Petco was my first love in San Diego. I still get emotional when I try to describe the way I felt on my first visit two years ago. Retired players’ numbers aren’t painted on the side walls, as they are at most ballparks. Here they’re three-dimensional objects – lit from within – and at night they glow amid the lights of the downtown skyscrapers so the city itself becomes part of the ballpark and the ballpark part of the city.

What can I say? I’m a sucker for inclusivity.

Well, I’m back in San Diego and walking past Petco a couple of nights ago I saw a strange signboard: “The Park at the Park is Open.”

In New York, “the Park at the Park” would be some sort of overpriced garage, right?  Well, in San Diego it’s an actual amenity nestled behind left field. If you miss your Padres while they’re on the road, head to the Park at the Park to watch the out-of-town game on a big screen TV with fellow fans while lolling on a grassy hill. Or play a couple of innings on the Little League-size field, presided over by a bronze statue of “Mr. Padre,” the great Tony Gwynn.

In plenty of other markets, you’d be paying a hefty admission fee for a space like that. And there’d be concessionaires trying to sell you $10 hotdogs. In San Diego, it’s free. It feels like the team’s gift to the city. And there’s nobody selling anything. It’s just a lovely space.

I’m a big fan of any kind of art – whether it’s architecture or writing – that draws you in, invites you to participate in an experience. Petco Park does that better than any other ballpark I’ve seen.

The Padres are back in town tomorrow. Who cares that they’re terrible this year? I can’t wait to catch a game.

Public Speaking

A lovely walking path follows the curves of the harbor across the street from San Diego’s convention center.  The path offers something for just about everyone: art (an arresting silver sculpture), nature (a small dog park with the prettiest dog-level drinking fountain I’ve ever seen), a reflecting pool (surrounding yet more art).  But the most interesting feature to me were the square granite plaques spaced every few feet along the path, with quotations engraved on them.

Now, San Diego is not the only city to do this: The public spaces in Manhattan’s Battery Park City feature passages by Walt Whitman and Frank O’Hara, celebrating what one web site calls “the exhilarating spirit of New York City.”   But those passages are actually about New York City.  The quotations in San Diego’s park were not created for or about San Diego; the man who wrote the words never lived there.

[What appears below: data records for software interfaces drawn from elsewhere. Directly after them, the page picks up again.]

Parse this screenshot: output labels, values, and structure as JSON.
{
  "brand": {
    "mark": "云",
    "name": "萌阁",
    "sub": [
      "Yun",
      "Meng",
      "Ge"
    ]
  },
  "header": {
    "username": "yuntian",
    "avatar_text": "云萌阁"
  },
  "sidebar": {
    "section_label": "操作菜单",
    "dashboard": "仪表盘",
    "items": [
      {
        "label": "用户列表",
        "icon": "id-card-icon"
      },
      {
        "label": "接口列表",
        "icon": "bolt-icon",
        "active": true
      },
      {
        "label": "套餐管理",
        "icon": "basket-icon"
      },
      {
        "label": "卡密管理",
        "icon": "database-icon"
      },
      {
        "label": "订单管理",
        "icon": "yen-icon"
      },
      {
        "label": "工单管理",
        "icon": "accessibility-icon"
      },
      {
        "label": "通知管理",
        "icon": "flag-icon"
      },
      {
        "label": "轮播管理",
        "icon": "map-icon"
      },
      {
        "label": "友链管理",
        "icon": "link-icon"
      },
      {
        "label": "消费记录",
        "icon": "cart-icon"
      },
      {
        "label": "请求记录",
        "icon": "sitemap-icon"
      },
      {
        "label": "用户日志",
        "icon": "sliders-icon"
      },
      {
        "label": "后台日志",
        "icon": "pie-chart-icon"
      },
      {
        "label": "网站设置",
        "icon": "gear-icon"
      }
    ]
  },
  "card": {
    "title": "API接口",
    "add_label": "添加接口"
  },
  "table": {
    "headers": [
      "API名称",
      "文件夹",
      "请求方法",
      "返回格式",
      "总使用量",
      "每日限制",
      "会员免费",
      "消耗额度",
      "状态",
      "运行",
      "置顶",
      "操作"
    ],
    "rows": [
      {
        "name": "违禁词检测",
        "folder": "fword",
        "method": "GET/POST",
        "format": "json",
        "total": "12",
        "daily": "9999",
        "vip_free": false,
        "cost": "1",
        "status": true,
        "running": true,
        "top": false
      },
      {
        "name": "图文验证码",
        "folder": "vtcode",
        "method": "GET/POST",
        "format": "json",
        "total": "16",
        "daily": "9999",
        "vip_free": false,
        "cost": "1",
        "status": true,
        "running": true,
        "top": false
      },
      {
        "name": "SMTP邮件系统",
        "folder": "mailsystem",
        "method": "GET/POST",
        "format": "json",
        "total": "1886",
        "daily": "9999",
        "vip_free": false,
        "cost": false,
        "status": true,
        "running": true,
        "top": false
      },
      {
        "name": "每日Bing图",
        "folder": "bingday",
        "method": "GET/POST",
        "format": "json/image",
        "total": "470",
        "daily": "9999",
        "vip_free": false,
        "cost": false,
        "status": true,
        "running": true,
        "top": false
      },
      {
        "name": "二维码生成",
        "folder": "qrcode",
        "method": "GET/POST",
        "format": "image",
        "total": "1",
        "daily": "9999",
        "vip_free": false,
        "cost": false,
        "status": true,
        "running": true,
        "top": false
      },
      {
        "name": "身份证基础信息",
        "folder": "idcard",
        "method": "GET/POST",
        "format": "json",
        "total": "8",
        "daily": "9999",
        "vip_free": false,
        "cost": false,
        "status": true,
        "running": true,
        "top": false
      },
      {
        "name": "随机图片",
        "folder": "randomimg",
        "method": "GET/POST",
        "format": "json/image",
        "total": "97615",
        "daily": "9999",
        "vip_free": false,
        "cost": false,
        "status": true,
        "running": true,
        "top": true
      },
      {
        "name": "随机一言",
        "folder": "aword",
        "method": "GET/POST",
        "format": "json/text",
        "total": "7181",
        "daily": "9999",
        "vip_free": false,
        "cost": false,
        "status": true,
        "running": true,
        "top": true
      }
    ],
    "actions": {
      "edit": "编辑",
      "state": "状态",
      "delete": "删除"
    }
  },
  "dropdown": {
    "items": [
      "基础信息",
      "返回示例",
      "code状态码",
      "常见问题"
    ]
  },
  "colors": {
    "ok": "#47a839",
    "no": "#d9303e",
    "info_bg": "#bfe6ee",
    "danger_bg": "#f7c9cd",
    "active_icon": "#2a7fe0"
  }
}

From the written word to the art inspired by it, the entire park – its official name is the Martin Luther King, Jr. Promenade – celebrates the spirit and the vision of this great leader.  And the fact that San Diego has placed this tribute in such a prominent location, across the street from its Convention Center, where tens of thousands of tourists encounter it every day, gives even casual visitors a real sense of the culture and priorities of this beautiful city.

I can’t wait to go back.